I have to admit I was nervous. Ernesto Cardenal is a poetic hero of mine. I’m told that Cardenal himself, upon being asked to name the greatest poet of the 20th century, responded: “Ezra Pound”; but in my opinion Cardenal is greater than Pound, based on the scope and imaginative power of his masterwork, Cosmic Canticle. Pound’s The Cantos suffers from its author’s fascism, his crank’s misapprehension of history, and of course his vicious anti-semitism; it is a gold mine for Ph.D candidates but a dreadful mess for even committed readers of poetry. (I confess to getting through it only with the help of Carroll F. Terrell’s encyclopedic A Companion to The Cantos of Ezra Pound.) By comparison, Cardenal’s Cosmic Canticle benefits from its author’s capacity for compassion (found almost nowhere in Pound’s work), his deep understanding of science, his coherent and profound vision of human beings as expressions of an inspirited Nature, and—I may as well say it—his sanity.Sitting beside Cardenal was a privilege, and I was especially grateful that he’d chosen to read exclusively from Cosmic Canticle, because I had read straight through it twice—in John Lyons’ excellent translation—and so had a decent grasp of the poet’s tone, his humor, his fondness for sudden shifts in register, and his overall spirit of gratitude and celebration. Overall, I think the evening went well, though I have to admit to some concern when I first met Sr. Cardenal. I tend to think of writers I love as being eternal, but Cardenal turned 90 this past January, and Colorado’s altitude was affecting him. He was on oxygen and walked with a four-footed cane. He slumped slightly at the table as I’d read a poem in English, but when his turn came he seemed to straighten; an invisible energy would rise through him and pour out in a fiercely cadenced Spanish. His hands lifted with the rhythms, or stabbed the air, or lightly slapped the table. Sometimes he’d make an introductory statement, which Fernando (sometimes in consultation with Martina) would translate into English, and when the translation was done Cardenal would point his maestro’s finger at the page in front of me: Begin! It’s for members of the audience to judge how I did. Personally, I felt like I was speaking in a dream, and I have no idea whether I did well or poorly.

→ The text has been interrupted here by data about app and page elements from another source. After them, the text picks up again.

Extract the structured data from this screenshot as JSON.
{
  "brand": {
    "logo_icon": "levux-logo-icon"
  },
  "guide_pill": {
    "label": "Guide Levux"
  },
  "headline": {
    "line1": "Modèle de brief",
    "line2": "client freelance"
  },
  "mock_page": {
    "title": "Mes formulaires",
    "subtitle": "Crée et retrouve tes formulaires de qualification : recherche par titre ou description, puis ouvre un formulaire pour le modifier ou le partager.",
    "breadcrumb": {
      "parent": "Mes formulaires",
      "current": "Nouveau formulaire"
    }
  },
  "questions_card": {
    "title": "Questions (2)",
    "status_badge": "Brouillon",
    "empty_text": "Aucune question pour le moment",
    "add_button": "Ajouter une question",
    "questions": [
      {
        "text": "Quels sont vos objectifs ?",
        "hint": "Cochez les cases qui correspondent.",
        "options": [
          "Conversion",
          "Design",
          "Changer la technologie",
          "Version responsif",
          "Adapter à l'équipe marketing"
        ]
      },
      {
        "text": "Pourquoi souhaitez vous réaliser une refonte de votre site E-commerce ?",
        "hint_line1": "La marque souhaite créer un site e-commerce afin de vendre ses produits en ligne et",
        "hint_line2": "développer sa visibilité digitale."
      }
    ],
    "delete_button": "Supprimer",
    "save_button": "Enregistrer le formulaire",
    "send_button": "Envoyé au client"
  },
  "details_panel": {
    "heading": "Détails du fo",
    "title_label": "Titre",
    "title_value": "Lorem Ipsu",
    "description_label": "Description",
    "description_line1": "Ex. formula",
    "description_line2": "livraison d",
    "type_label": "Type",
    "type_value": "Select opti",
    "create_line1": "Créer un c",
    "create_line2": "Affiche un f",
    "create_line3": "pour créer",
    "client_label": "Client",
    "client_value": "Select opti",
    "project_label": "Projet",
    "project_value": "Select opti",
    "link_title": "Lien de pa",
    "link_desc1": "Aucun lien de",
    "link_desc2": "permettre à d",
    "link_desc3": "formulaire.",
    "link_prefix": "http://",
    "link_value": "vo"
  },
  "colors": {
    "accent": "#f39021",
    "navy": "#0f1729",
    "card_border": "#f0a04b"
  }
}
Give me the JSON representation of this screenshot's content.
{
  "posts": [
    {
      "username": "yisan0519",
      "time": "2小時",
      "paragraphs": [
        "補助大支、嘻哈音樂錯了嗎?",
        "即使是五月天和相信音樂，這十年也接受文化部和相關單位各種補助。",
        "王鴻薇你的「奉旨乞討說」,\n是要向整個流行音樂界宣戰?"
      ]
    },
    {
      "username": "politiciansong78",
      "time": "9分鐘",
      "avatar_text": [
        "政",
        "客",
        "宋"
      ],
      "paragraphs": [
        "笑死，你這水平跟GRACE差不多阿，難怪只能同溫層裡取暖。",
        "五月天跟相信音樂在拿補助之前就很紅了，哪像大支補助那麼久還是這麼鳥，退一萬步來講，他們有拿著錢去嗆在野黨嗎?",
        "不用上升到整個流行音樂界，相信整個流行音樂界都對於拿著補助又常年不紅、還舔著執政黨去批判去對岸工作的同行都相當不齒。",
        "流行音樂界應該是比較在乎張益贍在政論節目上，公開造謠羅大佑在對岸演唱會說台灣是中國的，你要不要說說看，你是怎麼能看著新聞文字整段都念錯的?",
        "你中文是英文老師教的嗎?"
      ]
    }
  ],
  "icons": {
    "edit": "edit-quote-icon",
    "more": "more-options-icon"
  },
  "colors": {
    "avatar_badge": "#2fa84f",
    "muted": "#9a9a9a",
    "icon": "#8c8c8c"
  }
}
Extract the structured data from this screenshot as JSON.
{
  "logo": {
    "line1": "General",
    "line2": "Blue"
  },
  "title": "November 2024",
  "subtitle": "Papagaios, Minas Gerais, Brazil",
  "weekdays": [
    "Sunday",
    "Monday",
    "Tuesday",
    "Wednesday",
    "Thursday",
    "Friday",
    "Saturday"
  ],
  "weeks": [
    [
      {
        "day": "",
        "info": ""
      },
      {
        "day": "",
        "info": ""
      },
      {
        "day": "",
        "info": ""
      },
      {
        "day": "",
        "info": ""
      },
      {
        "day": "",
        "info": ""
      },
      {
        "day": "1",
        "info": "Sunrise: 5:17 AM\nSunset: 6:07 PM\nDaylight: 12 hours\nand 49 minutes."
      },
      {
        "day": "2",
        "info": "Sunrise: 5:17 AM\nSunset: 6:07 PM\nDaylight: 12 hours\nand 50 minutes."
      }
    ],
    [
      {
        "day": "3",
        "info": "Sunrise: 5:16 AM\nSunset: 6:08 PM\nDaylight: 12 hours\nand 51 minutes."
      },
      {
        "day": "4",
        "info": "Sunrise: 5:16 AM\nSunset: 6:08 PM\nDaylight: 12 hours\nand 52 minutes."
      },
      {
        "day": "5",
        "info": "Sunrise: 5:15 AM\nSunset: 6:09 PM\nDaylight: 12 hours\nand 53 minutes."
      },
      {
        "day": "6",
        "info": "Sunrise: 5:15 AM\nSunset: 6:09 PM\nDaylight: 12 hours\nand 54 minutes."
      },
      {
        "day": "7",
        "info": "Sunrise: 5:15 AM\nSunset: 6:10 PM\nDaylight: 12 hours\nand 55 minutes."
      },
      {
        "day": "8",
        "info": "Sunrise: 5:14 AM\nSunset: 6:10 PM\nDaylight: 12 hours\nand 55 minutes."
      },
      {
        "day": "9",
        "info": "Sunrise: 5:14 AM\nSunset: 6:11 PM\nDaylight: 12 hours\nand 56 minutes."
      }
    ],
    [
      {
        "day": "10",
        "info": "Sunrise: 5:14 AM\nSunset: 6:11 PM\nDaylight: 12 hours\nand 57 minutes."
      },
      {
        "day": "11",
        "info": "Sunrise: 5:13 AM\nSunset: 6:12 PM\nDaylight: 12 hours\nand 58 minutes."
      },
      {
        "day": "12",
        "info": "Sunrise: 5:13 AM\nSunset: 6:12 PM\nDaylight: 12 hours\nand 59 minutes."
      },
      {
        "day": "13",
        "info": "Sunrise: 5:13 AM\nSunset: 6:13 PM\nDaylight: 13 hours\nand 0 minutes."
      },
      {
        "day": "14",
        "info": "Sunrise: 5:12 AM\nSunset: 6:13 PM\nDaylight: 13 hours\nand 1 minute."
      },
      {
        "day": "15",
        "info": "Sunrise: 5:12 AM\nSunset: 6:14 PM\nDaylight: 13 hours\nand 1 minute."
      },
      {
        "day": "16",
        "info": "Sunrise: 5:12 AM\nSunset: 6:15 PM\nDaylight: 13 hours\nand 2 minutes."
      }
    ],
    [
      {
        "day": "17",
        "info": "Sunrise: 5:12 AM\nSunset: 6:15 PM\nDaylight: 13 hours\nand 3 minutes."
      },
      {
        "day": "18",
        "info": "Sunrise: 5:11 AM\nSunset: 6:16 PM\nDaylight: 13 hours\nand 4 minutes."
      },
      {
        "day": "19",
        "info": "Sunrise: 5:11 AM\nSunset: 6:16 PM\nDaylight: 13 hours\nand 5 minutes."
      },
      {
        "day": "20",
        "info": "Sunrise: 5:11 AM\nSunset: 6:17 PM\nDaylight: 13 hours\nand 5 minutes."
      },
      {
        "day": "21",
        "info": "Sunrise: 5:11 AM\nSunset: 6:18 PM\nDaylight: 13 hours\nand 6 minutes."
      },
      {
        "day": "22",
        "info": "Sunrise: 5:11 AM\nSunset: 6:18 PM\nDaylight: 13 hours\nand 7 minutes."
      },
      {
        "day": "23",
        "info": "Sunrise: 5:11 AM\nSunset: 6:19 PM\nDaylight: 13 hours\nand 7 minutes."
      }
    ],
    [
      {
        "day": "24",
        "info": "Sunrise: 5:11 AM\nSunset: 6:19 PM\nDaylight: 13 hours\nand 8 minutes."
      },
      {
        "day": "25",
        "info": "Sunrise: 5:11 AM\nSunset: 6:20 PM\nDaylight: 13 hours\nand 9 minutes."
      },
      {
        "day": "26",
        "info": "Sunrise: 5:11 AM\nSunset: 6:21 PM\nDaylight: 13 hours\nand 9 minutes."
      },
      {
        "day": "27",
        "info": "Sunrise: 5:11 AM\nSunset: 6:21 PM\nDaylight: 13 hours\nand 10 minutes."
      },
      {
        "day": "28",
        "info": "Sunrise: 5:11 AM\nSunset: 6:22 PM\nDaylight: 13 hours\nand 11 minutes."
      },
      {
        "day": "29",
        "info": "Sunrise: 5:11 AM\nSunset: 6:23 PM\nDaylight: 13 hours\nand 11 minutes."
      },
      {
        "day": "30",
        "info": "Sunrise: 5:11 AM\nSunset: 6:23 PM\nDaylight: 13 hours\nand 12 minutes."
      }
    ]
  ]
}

Though when it was over, Ernesto (by then he seemed Ernesto to me) shook my hand and smiled, then kindly signed my copy of Cosmic Canticle. When we posed for this picture, he put his arm around me and gave me a hug. Hence the look of cockeyed self-satisfaction on my face!
Reading Cardenal with Cardenal
Last night I had the luminous experience of reading beside Ernesto Cardenal. This was a hastily put together event on the Regis University campus, in the St. John Francis Regis Chapel. Despite the late notice of Cardenal’s appearance (most folks didn’t hear about it until the day of the event), an audience of 50 or so mostly young people turned out to hear him. My old friend Victoria McCabe had emailed me the previous afternoon to ask if I could help out by reading the English versions of Cardenal’s poems. The poet wanted his poems read by another poet. Would I consider it? Silly question. I told her yes, and so last night I found myself sitting at the table pictured below. (Because I was at the table myself I didn’t get a shot of everyone during the reading. I’m hoping an audience member or two captured the scene and will send me the photo so I can replace this one.) The plan was that I would read the English version of each poem first, after which Cardenal would read the Spanish original.